We decided to speak to an expert in sports medicine to understand what types of injuries professional footballers face and how they are best treated. Dr Ralph Rogers, former First Team Doctor to Chelsea FC and currently Medical Adviser to the NBA (and a lead clinician at Living Room Health) is an authority on such matters. Read on to find out the difference between injury and pain, why potential concussion can be so dangerous and why most footballers are never 100% fit.
What are the most common injuries in football and is the treatment pathway different for professional footballers?
Ankles, knees, hamstrings.
The treatment pathway shouldn’t be different to anybody else. Depending on the injury, you have conservative treatment or surgery and then the rehabilitation. The only real difference is that as a professional footballer, you’re having rehabilitation 5 or 6 times a week. It’s the rehabilitation that’s most important for me. Cutting edge treatments are important of course and there are a lot of people that can perform these treatments but it is the rehabilitation that is seriously important – you miss out on the rehabilitation, you miss out on proprioception, (which is the body’s awareness in space) strengthening in muscles around the joint, range of movement and so on. For example if you have a cruciate ligament repair of your knee, and you don’t do the proper rehab, you’ll end up with a stiff, weak knee. It’s as simple as that.

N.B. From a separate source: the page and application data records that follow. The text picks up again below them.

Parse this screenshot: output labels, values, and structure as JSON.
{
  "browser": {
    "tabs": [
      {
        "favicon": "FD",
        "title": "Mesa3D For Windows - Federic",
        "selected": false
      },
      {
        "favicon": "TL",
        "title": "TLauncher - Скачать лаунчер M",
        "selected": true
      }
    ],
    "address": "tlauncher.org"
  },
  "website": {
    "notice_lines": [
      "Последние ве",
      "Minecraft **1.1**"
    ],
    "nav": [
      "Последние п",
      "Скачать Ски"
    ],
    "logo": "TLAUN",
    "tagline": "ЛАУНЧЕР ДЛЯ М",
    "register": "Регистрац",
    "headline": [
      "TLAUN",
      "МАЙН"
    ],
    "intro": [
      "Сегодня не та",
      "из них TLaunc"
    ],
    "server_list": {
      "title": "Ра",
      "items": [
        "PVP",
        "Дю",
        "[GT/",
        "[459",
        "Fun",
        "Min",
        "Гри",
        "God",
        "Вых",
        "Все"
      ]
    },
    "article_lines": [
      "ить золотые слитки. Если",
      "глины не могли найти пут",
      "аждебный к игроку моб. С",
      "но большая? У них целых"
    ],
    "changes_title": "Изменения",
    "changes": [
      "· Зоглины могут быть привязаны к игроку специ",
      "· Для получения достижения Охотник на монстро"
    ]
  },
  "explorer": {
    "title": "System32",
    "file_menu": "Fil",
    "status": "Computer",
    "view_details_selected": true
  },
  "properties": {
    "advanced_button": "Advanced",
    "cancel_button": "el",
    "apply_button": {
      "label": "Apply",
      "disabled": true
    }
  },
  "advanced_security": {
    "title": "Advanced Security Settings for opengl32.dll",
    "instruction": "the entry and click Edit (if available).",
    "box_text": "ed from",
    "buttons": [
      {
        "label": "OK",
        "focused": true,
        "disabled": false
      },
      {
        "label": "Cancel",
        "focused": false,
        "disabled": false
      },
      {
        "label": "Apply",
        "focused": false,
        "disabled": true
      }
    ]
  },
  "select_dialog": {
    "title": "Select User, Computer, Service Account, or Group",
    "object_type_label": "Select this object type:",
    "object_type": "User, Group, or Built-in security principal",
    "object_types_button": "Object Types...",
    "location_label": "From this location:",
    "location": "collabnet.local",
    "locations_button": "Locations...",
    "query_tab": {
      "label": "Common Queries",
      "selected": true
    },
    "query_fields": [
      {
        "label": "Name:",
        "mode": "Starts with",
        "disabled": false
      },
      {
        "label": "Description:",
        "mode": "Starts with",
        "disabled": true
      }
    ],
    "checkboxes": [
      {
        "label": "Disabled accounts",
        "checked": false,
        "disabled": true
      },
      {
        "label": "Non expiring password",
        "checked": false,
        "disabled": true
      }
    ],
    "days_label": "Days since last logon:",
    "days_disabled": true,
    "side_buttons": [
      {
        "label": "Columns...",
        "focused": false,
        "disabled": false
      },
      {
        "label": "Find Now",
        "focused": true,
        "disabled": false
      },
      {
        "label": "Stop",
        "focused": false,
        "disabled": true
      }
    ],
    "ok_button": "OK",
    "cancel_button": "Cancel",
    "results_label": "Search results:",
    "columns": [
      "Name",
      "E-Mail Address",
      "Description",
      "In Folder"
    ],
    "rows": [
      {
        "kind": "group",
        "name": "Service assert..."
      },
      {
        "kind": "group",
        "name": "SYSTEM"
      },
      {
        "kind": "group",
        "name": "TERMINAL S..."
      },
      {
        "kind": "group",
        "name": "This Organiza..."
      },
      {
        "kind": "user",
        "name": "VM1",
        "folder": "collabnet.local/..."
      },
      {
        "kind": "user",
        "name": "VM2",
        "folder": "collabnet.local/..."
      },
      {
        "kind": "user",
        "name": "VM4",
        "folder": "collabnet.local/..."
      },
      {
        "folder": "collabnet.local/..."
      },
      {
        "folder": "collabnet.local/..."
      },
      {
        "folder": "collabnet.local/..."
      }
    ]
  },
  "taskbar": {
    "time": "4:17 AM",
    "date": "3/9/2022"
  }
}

If you have an ACL tear and you have an operation, how long can rehabilitation take before you’re back on the field?
Six to seven months though it varies. Interestingly, some footballers that don’t want to have an ACL repair can get along very nicely without being operated on. If you strengthen the hamstrings and quadriceps around the joint, and you are someone who has very good proprioception, you can get away with not having an operation. There are professional footballers out there, for sure, that have ACL tears that are playing without having it surgically repaired.
Jack Grealish has said he’s never 100% fit? Is there a danger that players are being pressured into playing when they should be resting or having an operation?
There’s a difference between playing hurt and playing injured. Sometimes you have to learn how to play hurt. Playing when you are injured is something different – in that situation you are at risk of worsening the injury. In professional sports in general, you have to learn how to play hurt, nobody out there is 100% pain free. In my opinion having the mental strength to play when you’re in pain is one of the keys to being a successful sportsman.
Do you think they need to be much more tighter with the protocols around concussion?
This is an important question. If a player has a head injury, you bring them off. To be honest, it’s a very basic part of being a team physician. The referee should also be aware. If a player is not right from a head injury they should come off immediately because it’s a real danger to the player. Players must be assessed and go through a standard concussion protocol. If a player does not go through the proper protocol and has a second concussion (hours, days or even weeks after the first concussion) then he or she could suffer what is called a second impact syndrome where the brain swells. In this instance, you’re talking about a potential fatality.
If you are suffering from a sporting injury that’s stopping you live an active life, you can speak to one of our consultants by completing our contact form.